Increasingly, lines of businesses realize that to become more responsive, they must accelerate the flow of information, analysis and the decision-making. Major benefits of operational BI - awareness, which extend beyond strategic and tactical decision-making to daily management, include:

  • A real-time visibility into business processes (this would require automated processes through the use of Business Process Management suites (BPMs)
  • An increased business agility and flexibility
  • A maximized use of resources (human mostly)
  • Minimized risk
  • A collaboration with a broader set of participants

Business Activity Monitoring (BAM) is an event stream capture and has been around for many years. This is a technology and a technique that provide real-time access to key business metrics.
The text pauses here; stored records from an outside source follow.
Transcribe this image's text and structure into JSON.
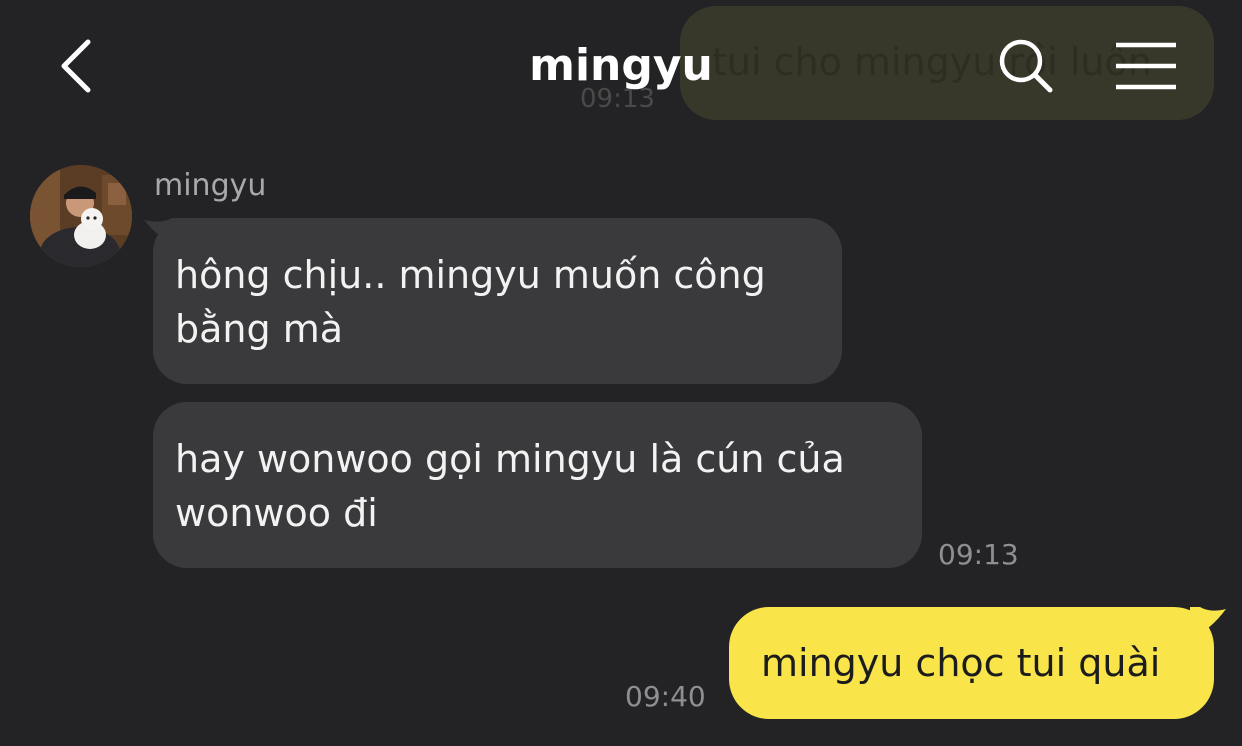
{
  "header": {
    "title": "mingyu",
    "back_icon": "chevron-left-icon",
    "search_icon": "search-icon",
    "menu_icon": "hamburger-menu-icon"
  },
  "ghost_message": {
    "text": "tui cho mingyu rồi luôn",
    "time": "09:13"
  },
  "chat": {
    "sender_name": "mingyu",
    "messages": [
      {
        "text_line1": "hông chịu.. mingyu muốn công",
        "text_line2": "bằng mà"
      },
      {
        "text_line1": "hay wonwoo gọi mingyu là cún của",
        "text_line2": "wonwoo đi"
      }
    ],
    "time_received": "09:13",
    "my_message": "mingyu chọc tui quài",
    "time_sent": "09:40"
  },
  "colors": {
    "background": "#232325",
    "received_bubble": "#3a3a3c",
    "sent_bubble": "#f9e54a"
  }
}
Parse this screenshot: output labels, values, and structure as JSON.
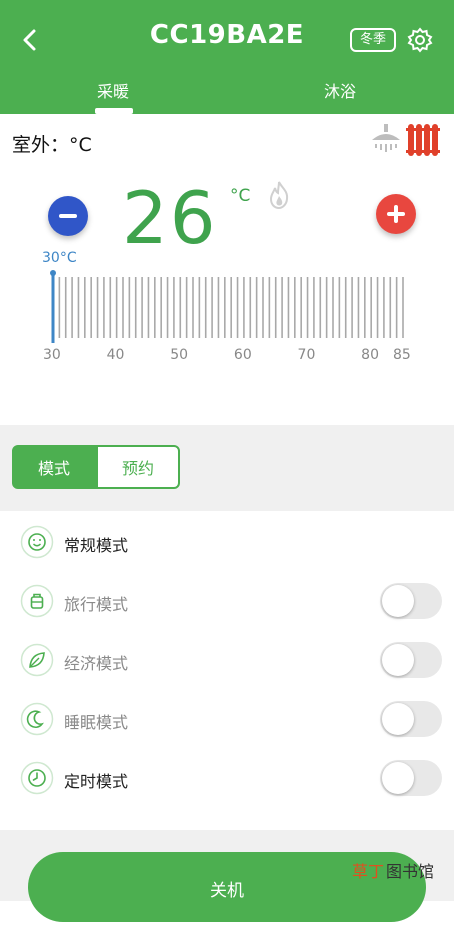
{
  "header": {
    "title": "CC19BA2E",
    "season_badge": "冬季",
    "tabs": [
      {
        "label": "采暖",
        "active": true
      },
      {
        "label": "沐浴",
        "active": false
      }
    ]
  },
  "outdoor": {
    "label": "室外：°C"
  },
  "temperature": {
    "value": "26",
    "unit": "°C",
    "min_marker_label": "30°C",
    "scale_labels": [
      "30",
      "40",
      "50",
      "60",
      "70",
      "80",
      "85"
    ]
  },
  "segments": {
    "mode": "模式",
    "schedule": "预约"
  },
  "modes": [
    {
      "label": "常规模式",
      "icon": "smile-icon",
      "active": true
    },
    {
      "label": "旅行模式",
      "icon": "luggage-icon",
      "active": false
    },
    {
      "label": "经济模式",
      "icon": "leaf-icon",
      "active": false
    },
    {
      "label": "睡眠模式",
      "icon": "moon-icon",
      "active": false
    },
    {
      "label": "定时模式",
      "icon": "clock-icon",
      "active": false
    }
  ],
  "power_button": "关机",
  "watermark": {
    "part1": "草丁",
    "part2": "图书馆"
  },
  "colors": {
    "primary": "#4caf50",
    "minus": "#3056c8",
    "plus": "#e8473f",
    "scale_marker": "#3e86c6"
  }
}
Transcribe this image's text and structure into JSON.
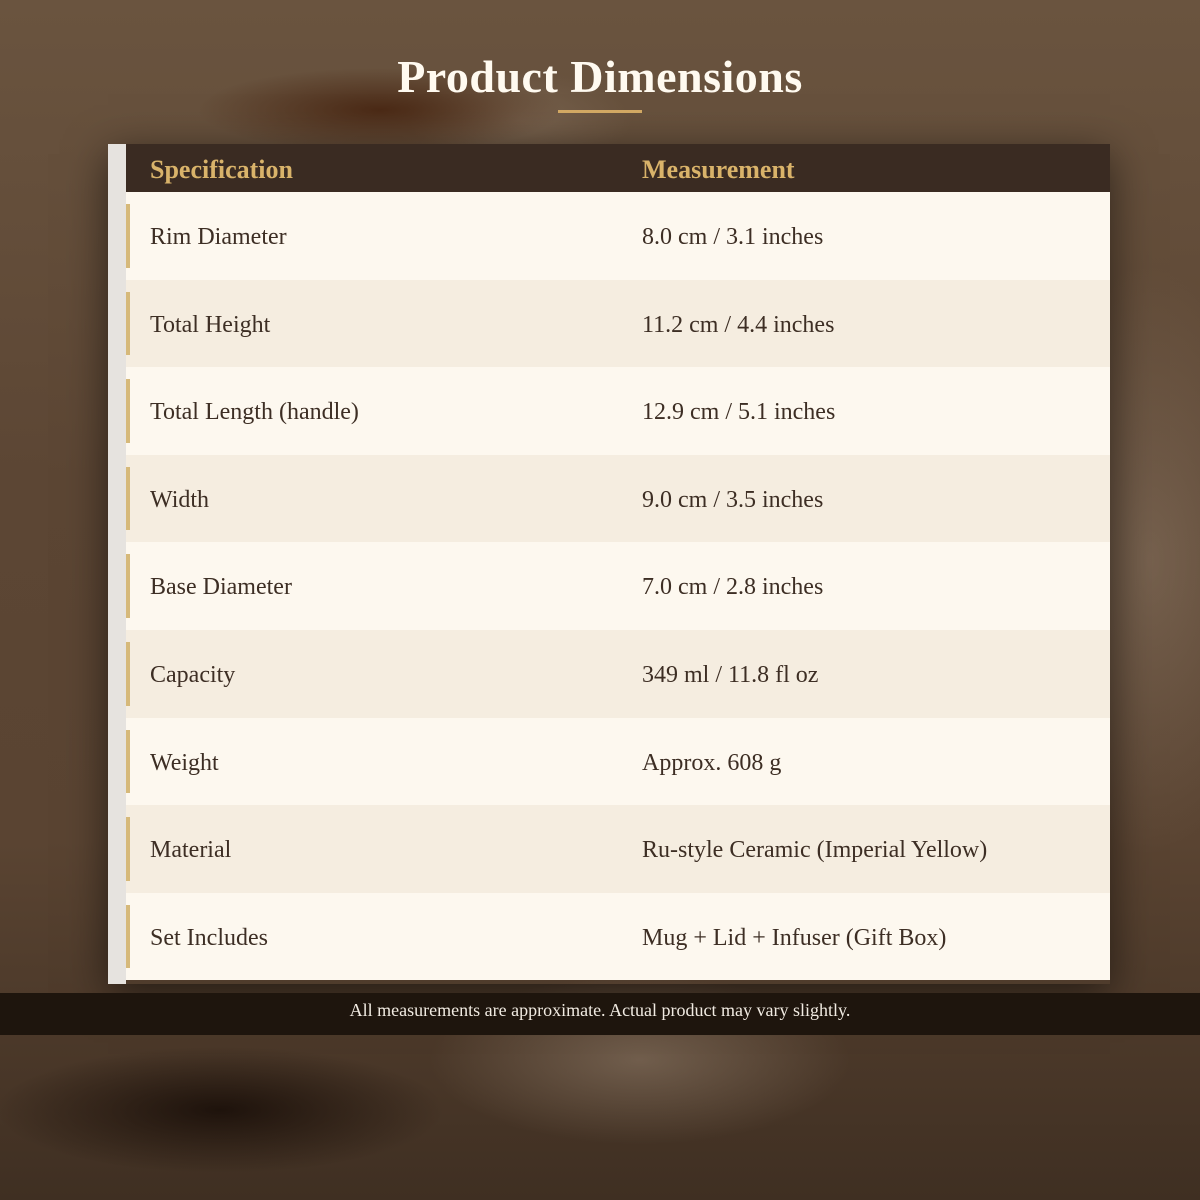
{
  "page": {
    "title": "Product Dimensions",
    "accent_color": "#d4aa64"
  },
  "table": {
    "headers": {
      "specification": "Specification",
      "measurement": "Measurement"
    },
    "rows": [
      {
        "spec": "Rim Diameter",
        "value": "8.0 cm / 3.1 inches"
      },
      {
        "spec": "Total Height",
        "value": "11.2 cm / 4.4 inches"
      },
      {
        "spec": "Total Length (handle)",
        "value": "12.9 cm / 5.1 inches"
      },
      {
        "spec": "Width",
        "value": "9.0 cm / 3.5 inches"
      },
      {
        "spec": "Base Diameter",
        "value": "7.0 cm / 2.8 inches"
      },
      {
        "spec": "Capacity",
        "value": "349 ml / 11.8 fl oz"
      },
      {
        "spec": "Weight",
        "value": "Approx. 608 g"
      },
      {
        "spec": "Material",
        "value": "Ru-style Ceramic (Imperial Yellow)"
      },
      {
        "spec": "Set Includes",
        "value": "Mug + Lid + Infuser (Gift Box)"
      }
    ]
  },
  "footer": {
    "note": "All measurements are approximate. Actual product may vary slightly."
  }
}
The reasons for deploying BAM are to monitor key business objectives, anticipate operational risks, and reduce the time between a material event and taking effective action.

There are many BAM products from platform (e.g. IBM Websphere Business Monitor, Oracle BAM, BEA ProActivity Process Analysis (PA), Aptsoft product.

Business Event Monitoring (BEM) is a way to get machines in real-time to alert people when a business process is going wrong and needs human attention to get back on track. BEM focuses also on the business rules and then alerts humans when something goes wrong. The goal is to speed processes up by minimizing time lost because of an exception. As previously written, BAM monitors business processes in real time in an effort to support operational improvements. Where BAM typically concerns itself with managing a single business process, BEM is generally concerned with monitoring all current processes to provide meaningful alerts and analytics to users. We should think of BEM as real-time data mining. While BEM is not yet part of many vendor offerings, this technology is making an appearance in some products. Vitria Technology's Resolution Accelerator provides BEM capability. Lombardi Software's Undercover Agents provide also BEM functionality.

Operational BI is also about the use of operational intelligence to manage and optimize business processes. When this is deployed, the huge analytical power of BI is unleashed on everyday processes that can generate improvements in real-time. This can exist alongside traditional BI, helping organizations to improve business operations both at strategic and business process levels.

Operational BI is the way BI vendors try to sell “type of BAM” applications, but…

Currently, most of Operational BI products refer only to data sensors.

Are they linked to BPM? It seems not because they still continue to use ETL and data access replication principles. Additionally BI vendors are not the best vendors to follow some of the trends about BEM which is often seen as an extension to BAM.

Some vendors like Systar pretend to be “BAM” but are in the same basket than the BI vendors in that case. And only BPM vendors with BAM features are able top provide such link. In counterpart BAM products often do not store good historical data like for example a BI do. It is then difficult to make comparison between operation data with historical data.

As already described, the ultimate goal of BAM environments is to immediately react from dashboards and the goal of BEM is to link the detection of events (including compound events collected for example by CEP) and then provide different management features like : diagnosis help, root cause analysis, management by exception. All of those require BAM (or operational BI) to work closer with the event generator: BPM in particular or other sensors. If we link those at data level only we miss the point. That means that every time we change a process we would have for example to reconfigure the data access, KPI and so on. Operational BI products are not
bad solutions but good for some customers and not enough for others.

The term BAM may become out of vogue in the future and vendors will turn to marketing their products under the banner of Operational BI. BI and BPM are two separate technology areas, complement each other and will converge over the next three to five years. Currently they are being used today in their respective worlds with very little overlap.